Inside the bakery, an African American woman huddled over her laptop at the big stainless-steel community table, sipping coffee from a Peanuts coffee mug, and in the corner, a young couple with pierced eye lids and lips held hands and bowed their heads in prayer before indulging in their wraps and cream soda. As I write this, one of the county’s arts leaders came in and informed me that every year, she and her husband add to their Christmas tree an ornament from a different religion. The city manager of Porterdale strolled in and had his wife vouch for him that, in fact, he had read all 3,200 pages of Marcel Proust’s tome, “In Search of Lost Time.” Whatever.
All in all, it was a fairly eclectic scene for a small Southern town. It takes all kinds and we, as a society, will get nowhere fast by being exclusionary. There is enough hate and divisiveness elsewhere in the country, no matter how you define it or frame it. There is a real estate agency in suburban Dallas that caters to only white Republicans and an online chat room for liberals with the warning: Right wingers should not enter.
Yes, I know. No one is looking for a lecture, no matter which side of the social and political spectrum fence you sit on, not this time of the year or anytime. And believe me, I’m hardly a bastion of tolerance. I can harbor my own dark suspicions about all manner of people and yell at the television with each new outrage that greets my day. But we can all begin somewhere and recognize that just because someone doesn’t look like you, doesn’t think like you do, or doesn’t have the same value system as you, does not mean you have to fight them at every turn, or try to legislate them right out of existence.
My former dental hygienist just walked in and sat my table. Wise beyond her years, she picked at her salad and said, “You don’t have to love everybody. You just need to show some respect.”
It brings to mind Scout, the daughter from “To Kill a Mockingbird,” whose earnestness seems to bring her nothing but grief in the tortured society of Maycomb, Alabama. But when she mocks her friend Walter, whose family is destitute, for dumping molasses on his meat, the maid Calpurnia immediately calls Scout into kitchen and hisses, in essence, “He’s a guest in this house. You show some respect.”
This week my wife and I are going to a holiday party and I know from previous parties at this house that while the host and hostess lean heavily in one direction, the guest list will cover the entire spectrum of political and social discourse. It’s a chance for everyone to get a sugar high around the dessert table and drop their guard and just be friends.
No, I don’t think we’re all going to sit around the campfire one day, sing “Kumbaya,” and then stand for a group hug. But we can recognize that we all inhabit the same space and despite our differences, we can show a little mutual respect. As a former politician once said, we are not the red states of America or the blue states of America. We are the United States of America.

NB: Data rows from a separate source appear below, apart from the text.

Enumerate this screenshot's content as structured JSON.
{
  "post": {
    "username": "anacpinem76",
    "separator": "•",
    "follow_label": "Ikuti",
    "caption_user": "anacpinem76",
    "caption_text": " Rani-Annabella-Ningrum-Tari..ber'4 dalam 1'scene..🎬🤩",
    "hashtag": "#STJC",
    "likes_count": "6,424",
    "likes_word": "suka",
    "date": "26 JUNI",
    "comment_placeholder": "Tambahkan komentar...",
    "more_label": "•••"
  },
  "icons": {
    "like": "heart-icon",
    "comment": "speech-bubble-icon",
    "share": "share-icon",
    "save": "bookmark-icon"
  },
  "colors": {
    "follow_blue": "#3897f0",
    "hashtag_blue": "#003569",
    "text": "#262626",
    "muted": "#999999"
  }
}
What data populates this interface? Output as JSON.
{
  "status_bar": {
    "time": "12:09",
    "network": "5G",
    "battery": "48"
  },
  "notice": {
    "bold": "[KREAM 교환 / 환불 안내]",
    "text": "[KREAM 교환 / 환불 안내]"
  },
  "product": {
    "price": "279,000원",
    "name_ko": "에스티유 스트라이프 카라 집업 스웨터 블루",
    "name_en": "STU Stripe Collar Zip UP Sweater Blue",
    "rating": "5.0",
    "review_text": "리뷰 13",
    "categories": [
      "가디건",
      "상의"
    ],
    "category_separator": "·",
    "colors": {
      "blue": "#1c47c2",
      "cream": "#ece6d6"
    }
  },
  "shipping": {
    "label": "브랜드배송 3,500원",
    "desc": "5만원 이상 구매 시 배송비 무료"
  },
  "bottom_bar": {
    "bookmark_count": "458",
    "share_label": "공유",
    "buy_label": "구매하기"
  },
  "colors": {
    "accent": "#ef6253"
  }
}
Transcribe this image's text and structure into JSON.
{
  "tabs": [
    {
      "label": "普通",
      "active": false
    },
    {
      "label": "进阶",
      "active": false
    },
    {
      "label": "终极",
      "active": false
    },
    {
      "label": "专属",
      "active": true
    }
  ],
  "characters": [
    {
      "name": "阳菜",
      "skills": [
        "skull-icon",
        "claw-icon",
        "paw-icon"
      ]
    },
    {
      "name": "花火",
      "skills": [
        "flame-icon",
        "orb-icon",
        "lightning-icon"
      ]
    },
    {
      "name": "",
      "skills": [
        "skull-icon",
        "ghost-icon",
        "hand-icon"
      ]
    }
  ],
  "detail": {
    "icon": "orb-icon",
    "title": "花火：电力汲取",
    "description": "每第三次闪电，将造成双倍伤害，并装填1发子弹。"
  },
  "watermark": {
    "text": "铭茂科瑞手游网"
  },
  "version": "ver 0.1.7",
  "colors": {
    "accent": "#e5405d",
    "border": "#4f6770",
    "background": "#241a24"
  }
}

These are trying times we are living in. People smarter than I—which, granted, is setting a very low bar—have pointed this out many times and far more eloquently. I just know what I see when I come out of my bubble.
My faith doesn’t celebrate Christmas, but everybody can celebrate the underlying spirit of the season (and, no, that doesn’t mean more presents). Indeed, you can respect your fellow man, woman or transgender neighbor anytime, anywhere, under any circumstances. It just takes a little graciousness. When Ronald Reagan was shot, the surgeon had him on the table and was getting ready to operate. Just before being put under, Reagan looked up at the medical team surrounding him. “Please tell me you’re all Republicans.” Joseph Giordano, the surgeon and a lifelong Democrat, didn’t miss a beat. “We’re all Republicans today.”
Rob Levin is president and editor of a book publishing company in Covington and is a former national feature writer for the Atlanta Constitution.